[Stored dataset items]
* * * *
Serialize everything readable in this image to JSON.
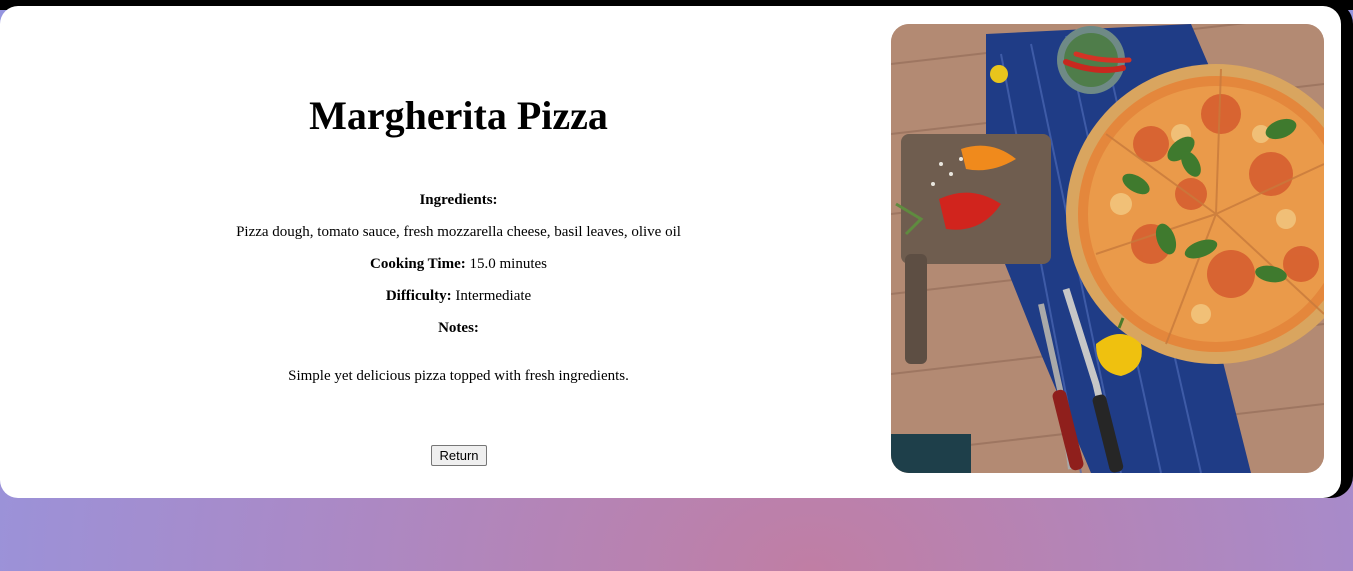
{
  "recipe": {
    "title": "Margherita Pizza",
    "ingredients_label": "Ingredients:",
    "ingredients": "Pizza dough, tomato sauce, fresh mozzarella cheese, basil leaves, olive oil",
    "cooking_time_label": "Cooking Time:",
    "cooking_time": "15.0 minutes",
    "difficulty_label": "Difficulty:",
    "difficulty": "Intermediate",
    "notes_label": "Notes:",
    "notes": "Simple yet delicious pizza topped with fresh ingredients."
  },
  "actions": {
    "return_label": "Return"
  },
  "image": {
    "subject": "pizza-photo"
  },
  "colors": {
    "page_background": "#a98ac8",
    "card_background": "#ffffff",
    "card_border": "#000000",
    "text": "#000000"
  }
}
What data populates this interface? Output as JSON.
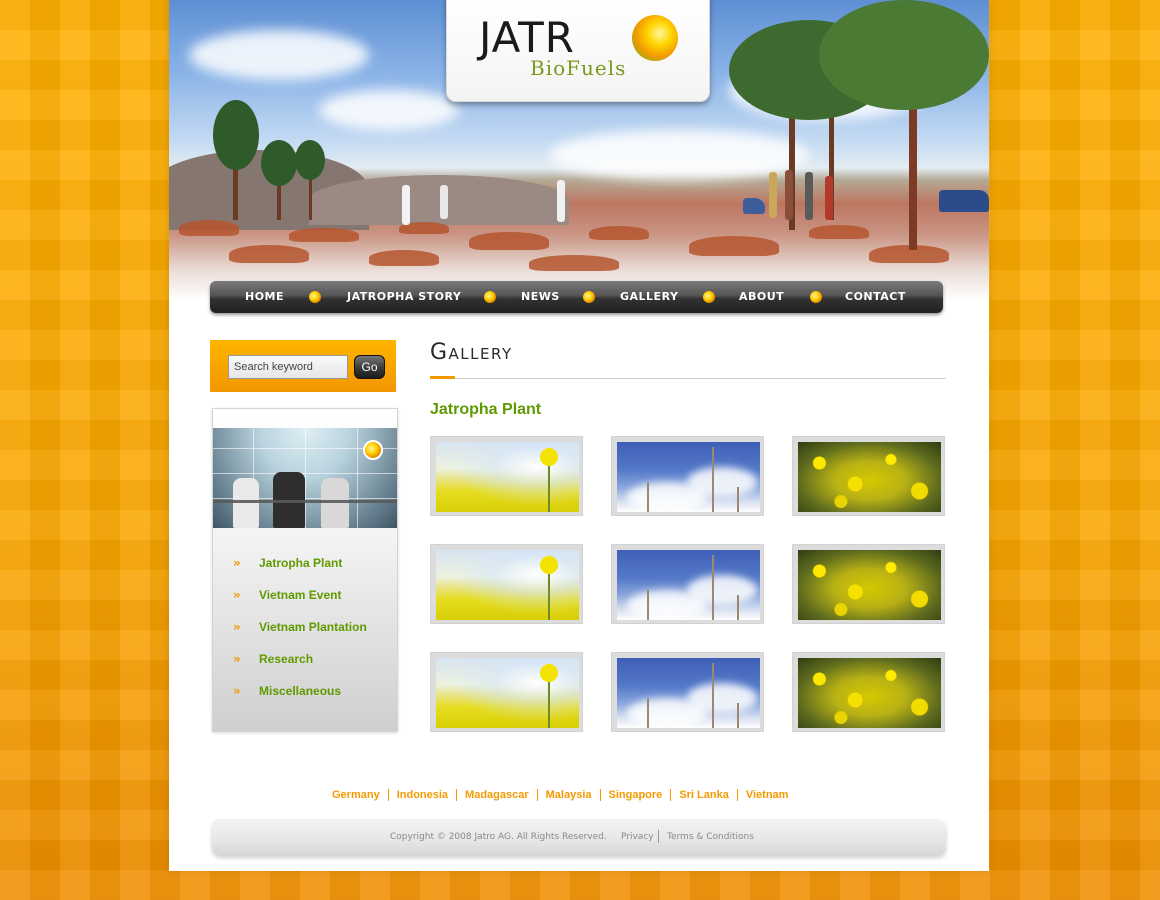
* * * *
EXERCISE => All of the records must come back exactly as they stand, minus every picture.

REPLY TO THE TASK =>
Serialize everything readable in this image to JSON.
{
  "recipe": {
    "title": "Margherita Pizza",
    "ingredients_label": "Ingredients:",
    "ingredients": "Pizza dough, tomato sauce, fresh mozzarella cheese, basil leaves, olive oil",
    "cooking_time_label": "Cooking Time:",
    "cooking_time": "15.0 minutes",
    "difficulty_label": "Difficulty:",
    "difficulty": "Intermediate",
    "notes_label": "Notes:",
    "notes": "Simple yet delicious pizza topped with fresh ingredients."
  },
  "actions": {
    "return_label": "Return"
  },
  "image": {
    "subject": "pizza-photo"
  },
  "colors": {
    "page_background": "#a98ac8",
    "card_background": "#ffffff",
    "card_border": "#000000",
    "text": "#000000"
  }
}
What data populates this interface? Output as JSON.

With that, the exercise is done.